“…these straightforward paintings are not visual collages so much as conceptual collages; the comments on art and technology are invisible, while the planetary/atmospheric ramifications take front stage…Landscape painting contains its own paradoxes in these days of photographic ascendancy, when photographs have finally been recognized as no more “truthful” than any other medium. Curiously, the distance afforded by a painting permits a more intimate experience of the effects of Katrina than the fragmented, momentary blitz of media photography. By reinventing her photographic sources, Garnett gives us time to be there, in place, on solid ground, however terrifying that may be. Simultaneously, by merging political and physical phenomena, she pulls the rug out from under our previous sources of information, perhaps even making us nostalgic for the impersonal flashes of media imagery that allow us to avoid responsibility for the environmental and social catastrophes we face.” — Lucy R. Lippard (2006)
Joy Garnett is an artist and writer who works with archives as both subject and medium. Translating found imagery, including media images of man-made and natural disasters, machine visions and surveilled but forgotten spaces, her work makes connections between direct experiences and ubiquitous media narratives operating beyond our control. Joy studied painting at L’École des beaux-arts in Paris and completed her MFA at the City College of New York. Her first solo show was at Debs & Co., NY in 1999, and she has since shown with Platform Gallery, Seattle, Slag Gallery, Brooklyn, and Winkleman Gallery, NY. Her work has been included in group shows at New York’s FLAG Art Foundation, MoMA-PS1, the James Gallery (CUNY Graduate Center) in conjunction with the Whitney Museum, the Milwaukee Art Museum, Museum of Contemporary Craft Portland, Boston University Art Gallery, BALTIC Centre for Contemporary Art (Newcastle-upon-Tyne), and the Witte Zaal (Ghent, Belgium). Critics and curators Lucy Lippard, Tim Griffin, Deborah Frizzell and Benjamin Godsill have written about her work, which has received reviews in The New Yorker, The New York Times, Art in America, ARTnews, TimeOut, The Brooklyn Rail, Artnet, Artforum, The Huffington Post, Hyperallergic, and elsewhere. Joy has been awarded grants from Anonymous Was a Woman, Lower Manhattan Cultural Council, Wellcome Trust and The Chipstone Foundation. Her paintings are in the permanent collections of the National Academy of Sciences (Washington, DC), Altria, and The West Collection (Oaks, PA). She was recently interviewed in Maake Magazine (June 2018).

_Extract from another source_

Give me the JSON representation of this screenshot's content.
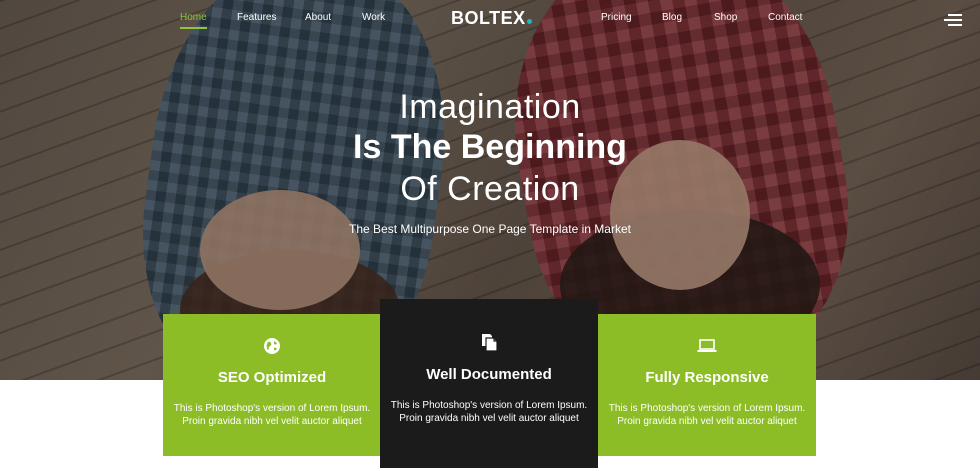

Joy served as Arts Editor (2005-16) for the journal Cultural Politics published by Duke University Press. Her paintings and writings have appeared, sometimes side by side, in an eclectic array of publications, including Evergreen Review; Ibraaz (edited by Anthony Downey, 2013); edible Brooklyn; C Magazine; Ping Pong, the literary journal of the Henry Miller Memorial Library (edited by Shelley Marlow, 2015); and the The Artists’ and Writers’ Cookbook (edited by Natalie Eve Garrett, powerHouse Books, 2016). Scholarly books where her paintings and writings have appeared include Virilio Now: Current Perspectives in Virilio Studies (Polity, Cambridge, UK 2011); The Virilio Dictionary (Edinburgh University Press, 2013); and Virilio and Visual Culture (Edinburgh University Press, 2013), edited by John Armitage.
Joy has been working on a memoir and several other projects around the life and work of her late grandfather, the Egyptian Romantic poet and bee scientist A.Z. Abushâdy (1892-1955). For information visit The Bee Kingdom.